First, what are compression socks and how do they help? Compression socks are worn to compress the legs and push the blood and fluids back up and away from the legs. They are commonly used to treat varicose veins, which are the visible veins that can protrude out from the skin. In addition to the medical use, they can also be worn for preventative measures and for comfort!
Compression socks can be worn to prevent the varicose veins from developing or worsening. They help to push the valves together in the veins, which prevents the pooling of blood. How do you know if you are at risk of developing varicose veins? There are risk factors to consider, which increase the likelihood of developing varicose veins. Some of these are age, weight, genetics, standing or sitting all day, or low activity levels. If you sit at a desk or stand in one position all day, the body’s natural calf pump is not working to push the blood up to the heart, and the blood can pool in the legs. Exercise helps with this because as the calf muscle is working, it is helping to pump blood towards the heart and circulate the blood.

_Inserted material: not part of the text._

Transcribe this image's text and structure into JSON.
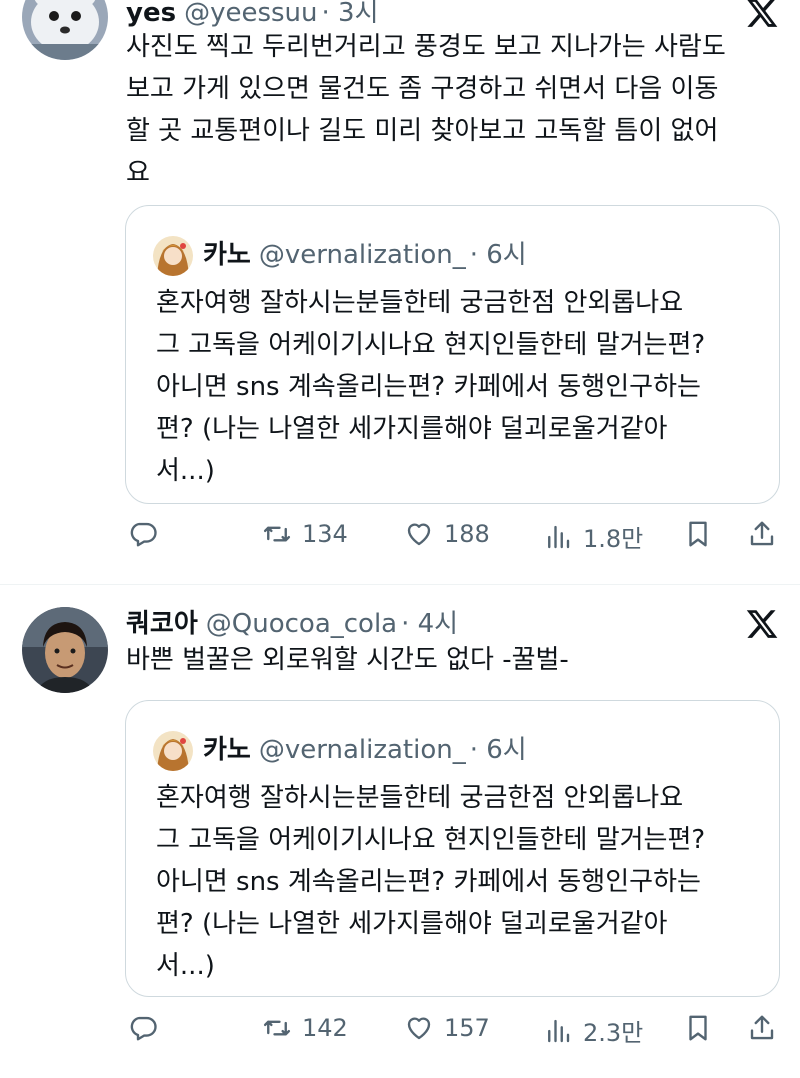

Compression socks help to push the fluids away from the leg and prevent pooling. This helps to improve comfort by releasing any pressure felt at the end of the day. Without this pressure, a feeling of improved energy may be present in the legs.
An indication of pooling in the legs is swelling in the feet and ankles, especially at the end of the day. Swelling in the feet and ankles may be noticed through your shoes and socks, and by the way you feel. If your shoes feel tight at the end of the day, or you need to loosen the laces, this is an indication of swelling. Another indication is if you notice lines on your skin where your socks were worn. You may also feel pressure in your legs and ankles by the end of the day. If you feel like putting your feet up at the end of the day to release the pressure, this may be due to swelling. Be aware if you sit or stand in one place for most of the day, as those who are not moving during the day may experience more swelling.
How to Choose a Compression Sock
How do you know what compression socks to choose? There are lots of different options with the choice of different compression grades, height, style and even colours! While the style and colour may be mostly up to personal preference, the compression grade and height can be dependent on your specific needs.
The most common compression grades are the 15-20mmHg for prevention and 20-30mmHg for medical reasons. The 8-12mmHg and 30-40mmHg grades are used for the other extremes. For any medical reasons, and compression levels at 20-30mmHg or above, talk to your doctor to determine the correct compression level.
Compression heights can be up to the knee, thigh or a full pantyhose. To determine which height is best, look where any varicose veins or swelling is present. The sock should cover the affected area to provide the proper support. Knee high socks are a popular choice because the affected area is typically in the lower leg. This is especially true for swelling because gravity will pull the fluids down to the lower leg. For swelling in the ankles, the knee high sock is a great place to start.
To find the right compression socks for you, schedule an appointment with your local Canadian Certified Pedorthist for more information and a pedorthic assessment.
Julia Hayman, C. Ped (C)